Even the official estimates of returns on taxes paid that were adopted were misleading, to make a bad deal look better. Measures of FHTF payouts were 10% higher than “contributions,” because the outlays included trust-fund interest earnings. But that overstated benefits, because states would have gotten that interest if it wasn’t routed through Washington. As a result, “donor” states are bigger donors than they thought and many “recipient” states turned out to be losers as well. Further, Congress can impose whatever added conditions it chooses on FHTF money, such as “buy American” and other restrictions.
Even though automobile and truck drivers are by far the primary funding source, FHTF dollars have also increasingly diverted away from roads to where non-road uses are now estimated at over one-quarter of spending. Mass transit funding, which subsidizes services so unattractive that passengers won’t even pay enough to cover operating expenses, much less capital costs, gets a major portion. It is also concentrated in big cities, resulting in substantial redistribution from everywhere else.
It is not time to expand national politician’s influence over transportation spending decisions, made clear by the paucity of people who extoll their current capabilities or achievements at anything. It is instead time to cut the federal middleman out of transportation spending decisions. Politicians may know better than federal bureaucrats what some of their constituents want, as they continuously trumpet, but they don’t know better than the states or the people directly involved. And Washington’s only additions are unjustifiable projects those directly affected are unwilling to pay for, while its Beltway detour subtractions through higher administrative and project costs, diversions of funds to non-road uses, and redistribution “surcharges” imposed on donor states are very large. If those dollars be raised directly and bypass the federal tithe, it could produce far more infrastructure for almost every states’ citizens.

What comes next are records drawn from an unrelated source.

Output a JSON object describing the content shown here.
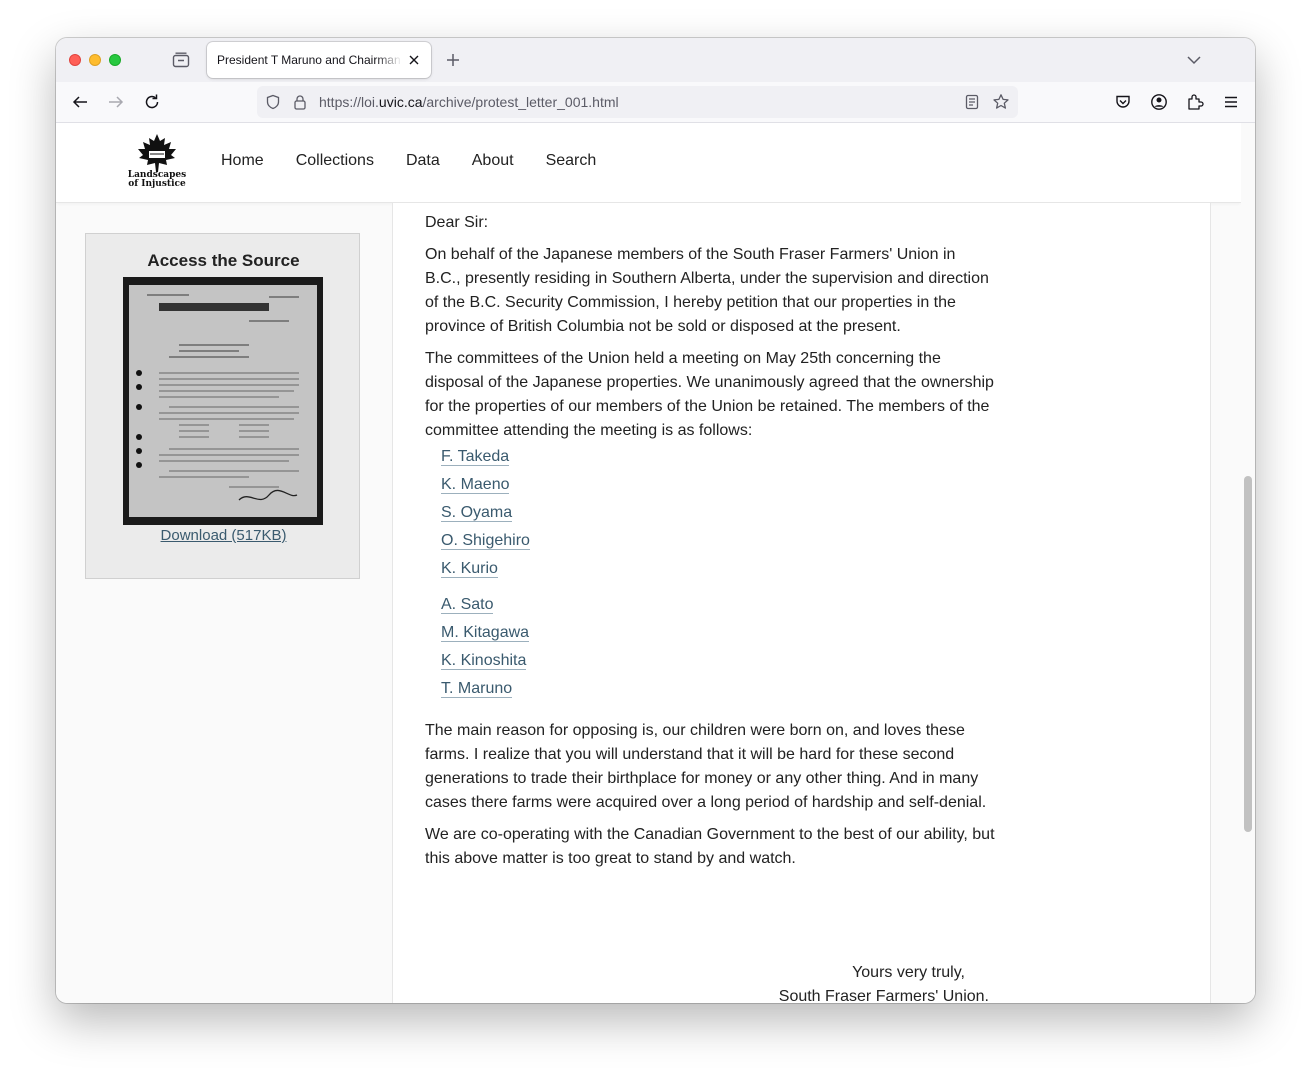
{
  "browser": {
    "tab_title": "President T Maruno and Chairman K Kinoshita to Custodian",
    "url_prefix": "https://loi.",
    "url_domain": "uvic.ca",
    "url_path": "/archive/protest_letter_001.html"
  },
  "site": {
    "logo_text_line1": "Landscapes",
    "logo_text_line2": "of Injustice",
    "nav": [
      "Home",
      "Collections",
      "Data",
      "About",
      "Search"
    ]
  },
  "sidebar": {
    "title": "Access the Source",
    "download_label": "Download (517KB)"
  },
  "letter": {
    "salutation": "Dear Sir:",
    "para1": "On behalf of the Japanese members of the South Fraser Farmers' Union in B.C., presently residing in Southern Alberta, under the supervision and direction of the B.C. Security Commission, I hereby petition that our properties in the province of British Columbia not be sold or disposed at the present.",
    "para2": "The committees of the Union held a meeting on May 25th concerning the disposal of the Japanese properties. We unanimously agreed that the ownership for the properties of our members of the Union be retained. The members of the committee attending the meeting is as follows:",
    "members": [
      "F. Takeda",
      "K. Maeno",
      "S. Oyama",
      "O. Shigehiro",
      "K. Kurio",
      "A. Sato",
      "M. Kitagawa",
      "K. Kinoshita",
      "T. Maruno"
    ],
    "para3": "The main reason for opposing is, our children were born on, and loves these farms. I realize that you will understand that it will be hard for these second generations to trade their birthplace for money or any other thing. And in many cases there farms were acquired over a long period of hardship and self-denial.",
    "para4": "We are co-operating with the Canadian Government to the best of our ability, but this above matter is too great to stand by and watch.",
    "closing": "Yours very truly,",
    "signature_org": "South Fraser Farmers' Union."
  }
}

Gary M. Galles is a professor of economics at Pepperdine University.